Prime-time ITV Saturday teatime drama about dinosaurs attacking modern Britain. How we laughed and muttered “Cheap Doctor Who rip-off” under our breaths. Well I should take that breath back, and the mutt’rin’ too: last week I watch all of Primeval, said programme, and it is great. What is really nice about it is its greatness lies in almost all the areas which are different to Doctor Who. Primarily in a strong set of casting and central performances which dovetail nicely with the expensive special effects. But also with a script which actually spends quite a lot of time trying to make its nonsensical premise make sense – particularly from a dramatic viewpoint.


The problem with much sci-fi and fantasy is not with far-fetched ideas. Far-fetched ideas is what the genre is based on. But because the premise may be implausible, there is no reason why the world created from that premise need not make sense. Doctor Who recently has been a terrible proponent of this, take Gridlock: an episode I actually rather liked. We have a non-stop motorway, where people have been driving for twenty years to get to a destination. This could be plausible. But what is less plausible is where the food, air and water comes from, what have people been doing for entertainment, health-care, for money to pay for any of this. FUEL? None of this was touched on and therefore it just felt like a fantasy piece, written on the back of a fag-packet while Andrew Davis was stuck on the Westway.

But Doctor Who is a selection of short stories. Primeval is one big story which does (slowly) develop its premise. Said premise is that time anomalies keep popping up in the UK, letting prehistoric creature through. Home Office is trying to manage this, as deadly creatures attack, and uses an open minded scientist and a loose gang picked up in episode one to do so. During the series we have an
a) Impressive dinosaur episode
b) Giant centipede/bugs episode
c) Ruddy great crocodile episode
d) Dodo episode*…

And two more episodes which end in a whopping season finale which is both mysterious and leaves you wanting more. It really is terrific stuff and you feel remarkably short changed with your six episodes. Because the love triangle between Home Office bird, Douglas Henshall’s Prof** and his anti-heroic ex-wife actually seems tense. Indeed she is a great sort of villain (she knows stuff about the anomalies, but ain’t saying). Because the youth characters are smart and stupid in equal measure. Because rather than just sticking to dinosaurs the show thinks of new things to do. Because Hannah SClub is great and in her pants lots FOR A GOOD REASON. But mainly because this all comes together in a smartly written forty five minute episodes the equal of good US television. And yet feels remarkably British. Basically it is everything Torchwood is not (for good and bad).
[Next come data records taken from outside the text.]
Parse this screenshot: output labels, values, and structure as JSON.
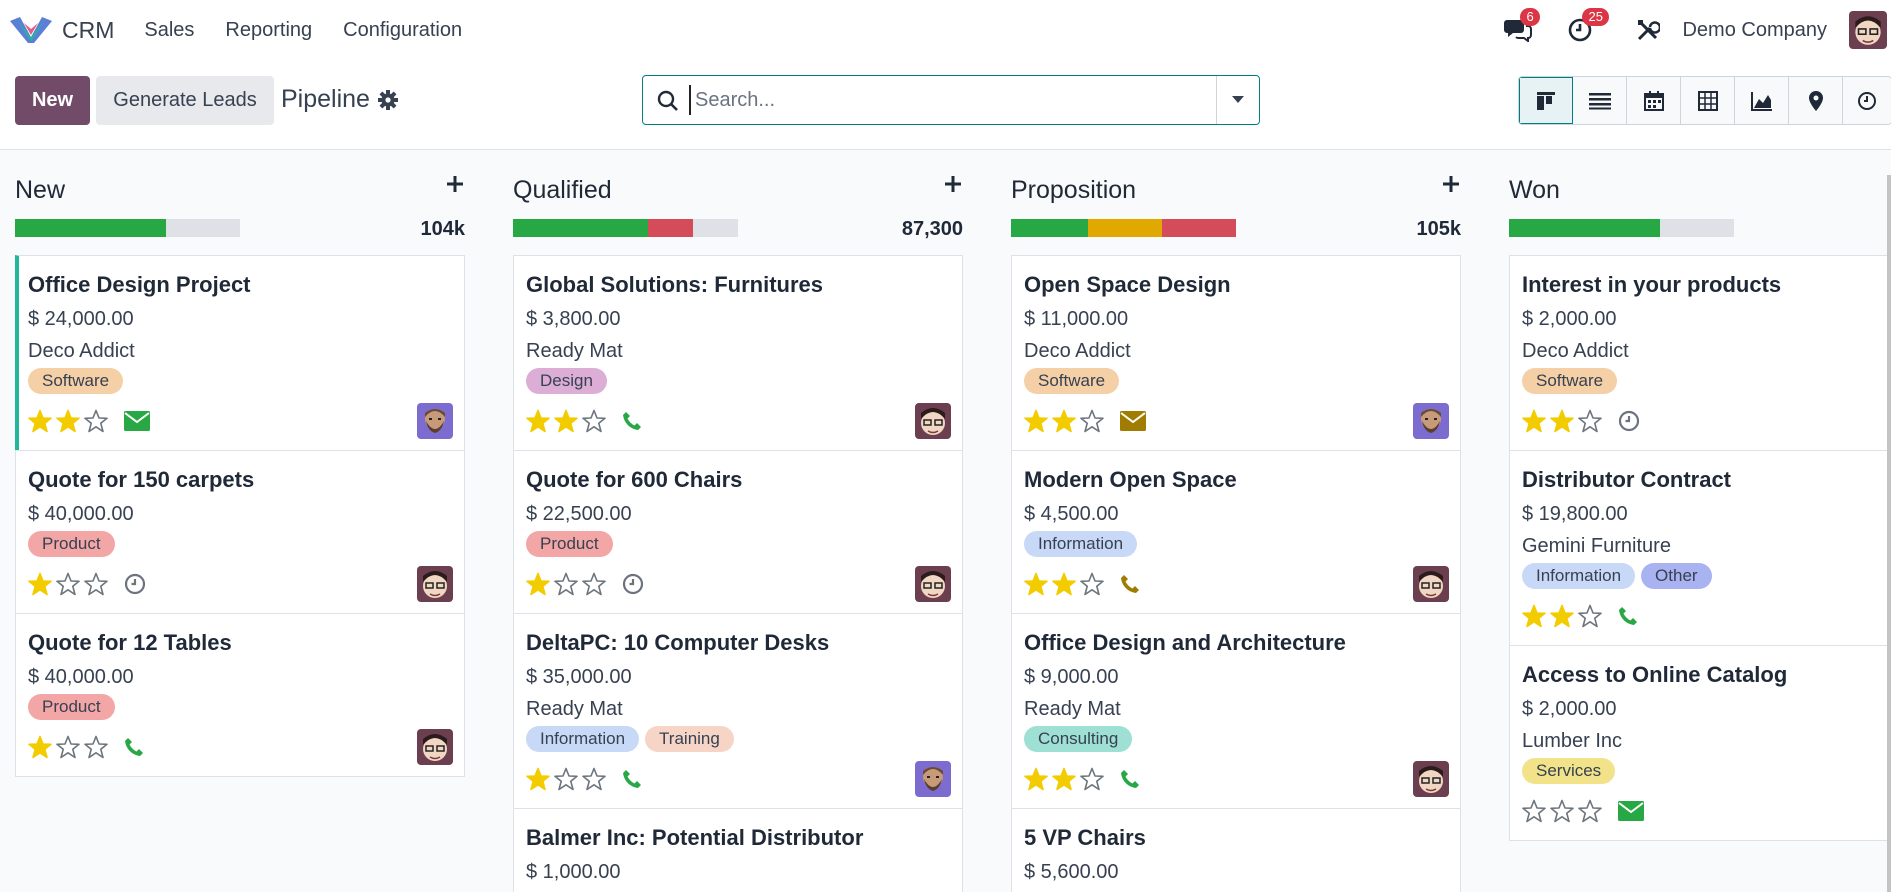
{
  "app": {
    "name": "CRM",
    "logo_icon": "odoo-crm-logo"
  },
  "menu": [
    "Sales",
    "Reporting",
    "Configuration"
  ],
  "nav": {
    "messages_badge": "6",
    "activities_badge": "25",
    "company": "Demo Company"
  },
  "control": {
    "new_label": "New",
    "generate_label": "Generate Leads",
    "breadcrumb": "Pipeline",
    "search_placeholder": "Search...",
    "views": [
      "kanban-view-icon",
      "list-view-icon",
      "calendar-view-icon",
      "pivot-view-icon",
      "graph-view-icon",
      "map-view-icon",
      "activity-view-icon"
    ]
  },
  "colors": {
    "primary": "#714b67",
    "accent": "#017e84",
    "progress_green": "#28a745",
    "progress_red": "#d44c59",
    "progress_orange": "#e0a800",
    "star": "#f3cc00",
    "star_empty": "#6c757d",
    "activity_green": "#28a745",
    "activity_amber": "#a07d00"
  },
  "columns": [
    {
      "title": "New",
      "total": "104k",
      "progress": [
        {
          "color": "green",
          "fraction": 0.67
        }
      ],
      "cards": [
        {
          "title": "Office Design Project",
          "amount": "$ 24,000.00",
          "partner": "Deco Addict",
          "tags": [
            {
              "label": "Software",
              "color": "#f5d0a6"
            }
          ],
          "stars": 2,
          "activity": "envelope-icon",
          "activity_color": "green",
          "avatar": "bearded-avatar",
          "accent": true
        },
        {
          "title": "Quote for 150 carpets",
          "amount": "$ 40,000.00",
          "partner": "",
          "tags": [
            {
              "label": "Product",
              "color": "#f3a6a6"
            }
          ],
          "stars": 1,
          "activity": "clock-icon",
          "activity_color": "gray",
          "avatar": "glasses-avatar",
          "accent": false
        },
        {
          "title": "Quote for 12 Tables",
          "amount": "$ 40,000.00",
          "partner": "",
          "tags": [
            {
              "label": "Product",
              "color": "#f3a6a6"
            }
          ],
          "stars": 1,
          "activity": "phone-icon",
          "activity_color": "green",
          "avatar": "glasses-avatar",
          "accent": false
        }
      ]
    },
    {
      "title": "Qualified",
      "total": "87,300",
      "progress": [
        {
          "color": "green",
          "fraction": 0.6
        },
        {
          "color": "red",
          "fraction": 0.2
        }
      ],
      "cards": [
        {
          "title": "Global Solutions: Furnitures",
          "amount": "$ 3,800.00",
          "partner": "Ready Mat",
          "tags": [
            {
              "label": "Design",
              "color": "#dcaed6"
            }
          ],
          "stars": 2,
          "activity": "phone-icon",
          "activity_color": "green",
          "avatar": "glasses-avatar",
          "accent": false
        },
        {
          "title": "Quote for 600 Chairs",
          "amount": "$ 22,500.00",
          "partner": "",
          "tags": [
            {
              "label": "Product",
              "color": "#f3a6a6"
            }
          ],
          "stars": 1,
          "activity": "clock-icon",
          "activity_color": "gray",
          "avatar": "glasses-avatar",
          "accent": false
        },
        {
          "title": "DeltaPC: 10 Computer Desks",
          "amount": "$ 35,000.00",
          "partner": "Ready Mat",
          "tags": [
            {
              "label": "Information",
              "color": "#c7d9f7"
            },
            {
              "label": "Training",
              "color": "#f6d5c6"
            }
          ],
          "stars": 1,
          "activity": "phone-icon",
          "activity_color": "green",
          "avatar": "bearded-avatar",
          "accent": false
        },
        {
          "title": "Balmer Inc: Potential Distributor",
          "amount": "$ 1,000.00",
          "partner": "",
          "tags": [],
          "stars": 0,
          "activity": "",
          "activity_color": "",
          "avatar": "",
          "accent": false
        }
      ]
    },
    {
      "title": "Proposition",
      "total": "105k",
      "progress": [
        {
          "color": "green",
          "fraction": 0.34
        },
        {
          "color": "orange",
          "fraction": 0.33
        },
        {
          "color": "red",
          "fraction": 0.33
        }
      ],
      "cards": [
        {
          "title": "Open Space Design",
          "amount": "$ 11,000.00",
          "partner": "Deco Addict",
          "tags": [
            {
              "label": "Software",
              "color": "#f5d0a6"
            }
          ],
          "stars": 2,
          "activity": "envelope-icon",
          "activity_color": "amber",
          "avatar": "bearded-avatar",
          "accent": false
        },
        {
          "title": "Modern Open Space",
          "amount": "$ 4,500.00",
          "partner": "",
          "tags": [
            {
              "label": "Information",
              "color": "#c7d9f7"
            }
          ],
          "stars": 2,
          "activity": "phone-icon",
          "activity_color": "amber",
          "avatar": "glasses-avatar",
          "accent": false
        },
        {
          "title": "Office Design and Architecture",
          "amount": "$ 9,000.00",
          "partner": "Ready Mat",
          "tags": [
            {
              "label": "Consulting",
              "color": "#9fe0d4"
            }
          ],
          "stars": 2,
          "activity": "phone-icon",
          "activity_color": "green",
          "avatar": "glasses-avatar",
          "accent": false
        },
        {
          "title": "5 VP Chairs",
          "amount": "$ 5,600.00",
          "partner": "",
          "tags": [],
          "stars": 0,
          "activity": "",
          "activity_color": "",
          "avatar": "",
          "accent": false
        }
      ]
    },
    {
      "title": "Won",
      "total": "",
      "progress": [
        {
          "color": "green",
          "fraction": 0.67
        }
      ],
      "cards": [
        {
          "title": "Interest in your products",
          "amount": "$ 2,000.00",
          "partner": "Deco Addict",
          "tags": [
            {
              "label": "Software",
              "color": "#f5d0a6"
            }
          ],
          "stars": 2,
          "activity": "clock-icon",
          "activity_color": "gray",
          "avatar": "",
          "accent": false
        },
        {
          "title": "Distributor Contract",
          "amount": "$ 19,800.00",
          "partner": "Gemini Furniture",
          "tags": [
            {
              "label": "Information",
              "color": "#c7d9f7"
            },
            {
              "label": "Other",
              "color": "#a9b3f2"
            }
          ],
          "stars": 2,
          "activity": "phone-icon",
          "activity_color": "green",
          "avatar": "",
          "accent": false
        },
        {
          "title": "Access to Online Catalog",
          "amount": "$ 2,000.00",
          "partner": "Lumber Inc",
          "tags": [
            {
              "label": "Services",
              "color": "#f2e38a"
            }
          ],
          "stars": 0,
          "activity": "envelope-icon",
          "activity_color": "green",
          "avatar": "",
          "accent": false
        }
      ]
    }
  ]
}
And that’s the problem with the six episodes. The mysteries inherent in the show slowly creep forward just like those in Lost. But six episodes, packed with character development and monster hunting leaves little room for the over-arching story to go on. Perhaps they should cut some corners by having some really cheap rubbish animals attacking this week. Or some plants come through. I am glad it has a second series, but I hope it gets even more because its the best piece of original adventure television on British TV for almost fifteen years! (Lookie here: Paul Cornell has written an episode for Season 2).

*The point of this episode is to show that sometimes uncool things come through too.

**Douglas Henshall’s Prof Nick Cutter is the classic British scientist hero. No guns for him, but smart, able and in control: and more importantly wants to understand stuff. Like why are there dinosaurs here. And why did my wife leave me?